The current NGA location, in south St Louis –“with, of course, an excellent view of the Arch!”– has deep roots in America’s storied, but often falsified, militaristical past, extending all the way back to 1827, when an “arsenal” was established on the site of the current campus of the NGA. This “Arsenal” provided munitions for both the manifestly expansionist “Mexican-American War” of 1845-6, as well as the “Civil War” of the crazy “New Continental” Americans during the early 1860s.
Fast forward a bit, and the “Military Industrial Complex” association with St Louis, Missouri, becomes abundantly clear. The atomic bomb fires that flattened Hiroshima and Nagasaki in August, 1945, actually began here; and, furthermore, are still burning, as “sub-surface smoldering events,” a few miles Northwest of where I am writing. Kind of crazy, 80 years later, but this is an EPA-certified fact. Technically, this location “closed to the Public” is known as the West Lake “land-fill,” and contains the waste matter of a substance known as barium sulfate, which was used to refine uranium mined from the Belgian Congo, in Africa, into bomb-grade material. In 1942, the “spooks” of the ultra-secretive “Manhattan Project” approached the St Louis-based Mallinckrodt Chemical Works company, which began as a pharmaceutical manufacturer in the very late 19th century, with a “problem to be solved.” Mallinckrodt “solved” the “problem,” and a Nuclear Bomb was born…

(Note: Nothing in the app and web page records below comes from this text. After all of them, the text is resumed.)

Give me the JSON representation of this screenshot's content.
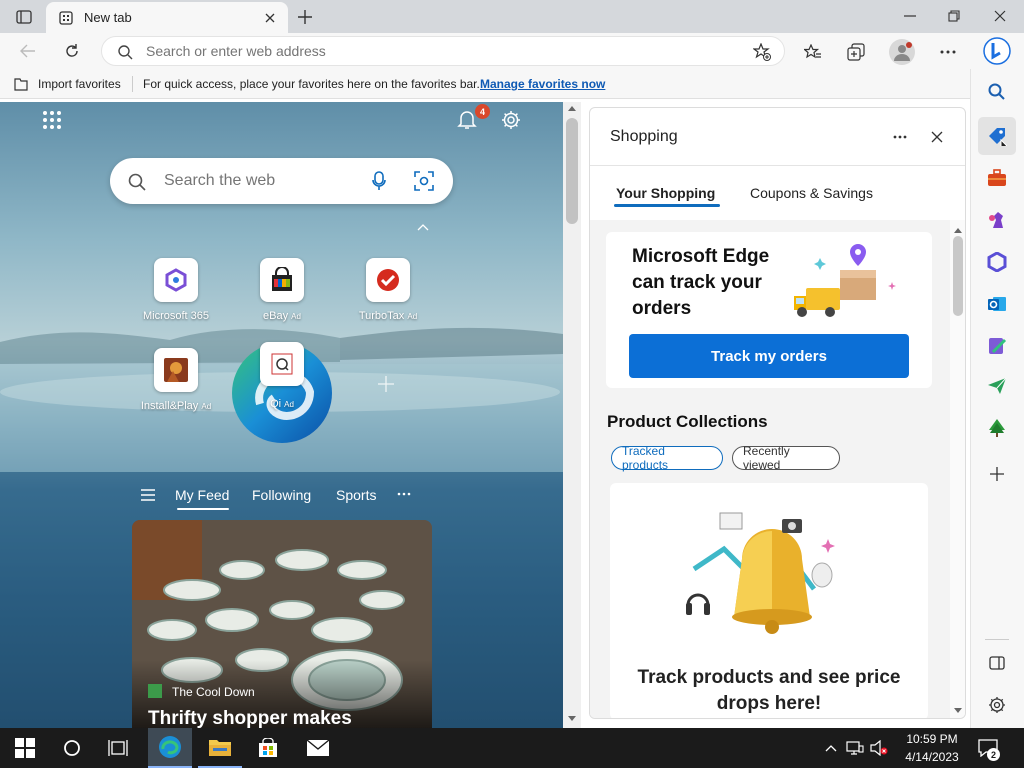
{
  "tab": {
    "title": "New tab"
  },
  "address_bar": {
    "placeholder": "Search or enter web address"
  },
  "favorites_bar": {
    "import_label": "Import favorites",
    "message": "For quick access, place your favorites here on the favorites bar.",
    "manage_link": "Manage favorites now"
  },
  "ntp": {
    "notification_count": "4",
    "search_placeholder": "Search the web",
    "quick_links": [
      {
        "label": "Microsoft 365",
        "ad": ""
      },
      {
        "label": "eBay",
        "ad": "Ad"
      },
      {
        "label": "TurboTax",
        "ad": "Ad"
      },
      {
        "label": "Install&Play",
        "ad": "Ad"
      },
      {
        "label": "Qi",
        "ad": "Ad"
      }
    ],
    "feed_tabs": [
      "My Feed",
      "Following",
      "Sports"
    ],
    "card": {
      "source": "The Cool Down",
      "headline": "Thrifty shopper makes"
    }
  },
  "shopping": {
    "title": "Shopping",
    "tabs": [
      "Your Shopping",
      "Coupons & Savings"
    ],
    "promo_title": "Microsoft Edge can track your orders",
    "promo_button": "Track my orders",
    "collections_title": "Product Collections",
    "pills": [
      "Tracked products",
      "Recently viewed"
    ],
    "track_text": "Track products and see price drops here!"
  },
  "taskbar": {
    "time": "10:59 PM",
    "date": "4/14/2023",
    "notifications": "2"
  },
  "colors": {
    "accent": "#0f6cbd",
    "button": "#0c6fd6",
    "link": "#0f5ab4"
  }
}
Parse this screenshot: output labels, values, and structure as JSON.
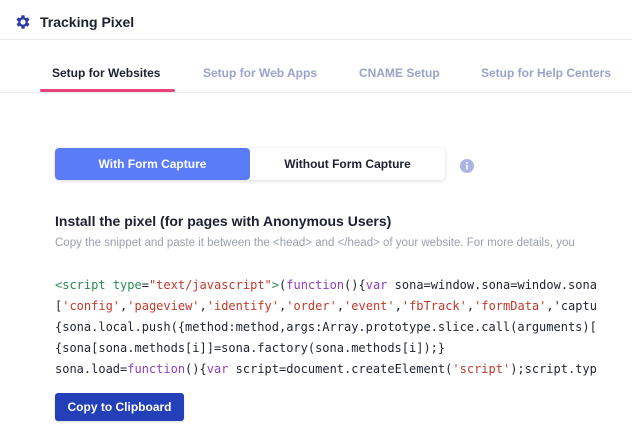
{
  "header": {
    "title": "Tracking Pixel",
    "icon": "gear-icon"
  },
  "tabs": [
    {
      "label": "Setup for Websites",
      "active": true
    },
    {
      "label": "Setup for Web Apps",
      "active": false
    },
    {
      "label": "CNAME Setup",
      "active": false
    },
    {
      "label": "Setup for Help Centers",
      "active": false
    }
  ],
  "segmented": {
    "options": [
      {
        "label": "With Form Capture",
        "selected": true
      },
      {
        "label": "Without Form Capture",
        "selected": false
      }
    ],
    "info_icon": "info-icon"
  },
  "section": {
    "title": "Install the pixel (for pages with Anonymous Users)",
    "description": "Copy the snippet and paste it between the <head> and </head> of your website. For more details, you"
  },
  "code_lines": [
    "<script type=\"text/javascript\">(function(){var sona=window.sona=window.sona",
    "['config','pageview','identify','order','event','fbTrack','formData','captu",
    "{sona.local.push({method:method,args:Array.prototype.slice.call(arguments)[",
    "{sona[sona.methods[i]]=sona.factory(sona.methods[i]);}",
    "sona.load=function(){var script=document.createElement('script');script.typ"
  ],
  "copy_button": {
    "label": "Copy to Clipboard"
  },
  "colors": {
    "accent": "#5b7cf7",
    "tab_underline": "#e8437a",
    "button": "#2440b8",
    "gear": "#2e3aa8"
  }
}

Not to be too much of a “civic booster” here, but: Before the University of Chicago, or Oak Ridge, Tennessee, or even Los Alamos, New Mexico, St Louis was the crazy origin point of the “Bomb” we all presumably still fear today, as indisputably demonstrated at Hiroshima and Nagasaki in August of 1945. For a better telling of the St Louis history in Nuclear Weapons production, I refer the reader to Alison Carrick and local journalist C.D. Stelzer’s 2015 documentary The First Secret City; they tell the tale in far more trenchant detail than I do here.
So, if you happen to be passing through St Louis this apparently possibly “safe” traveling season, and you look out and see this totally amazing structure, the Arch, and wonder — if only for a moment –“What in The Wizard of Oz is that?”, know that its steely silence speaks volumes for a murderous-to-genocidal Past; but also know that the Future the Arch incarnates, perhaps, has not yet been written…The post Structural Conditioning or “Meet Me in St. Louis” first appeared on Dissident Voice.
This content originally appeared on Dissident Voice and was authored by Todd Smith.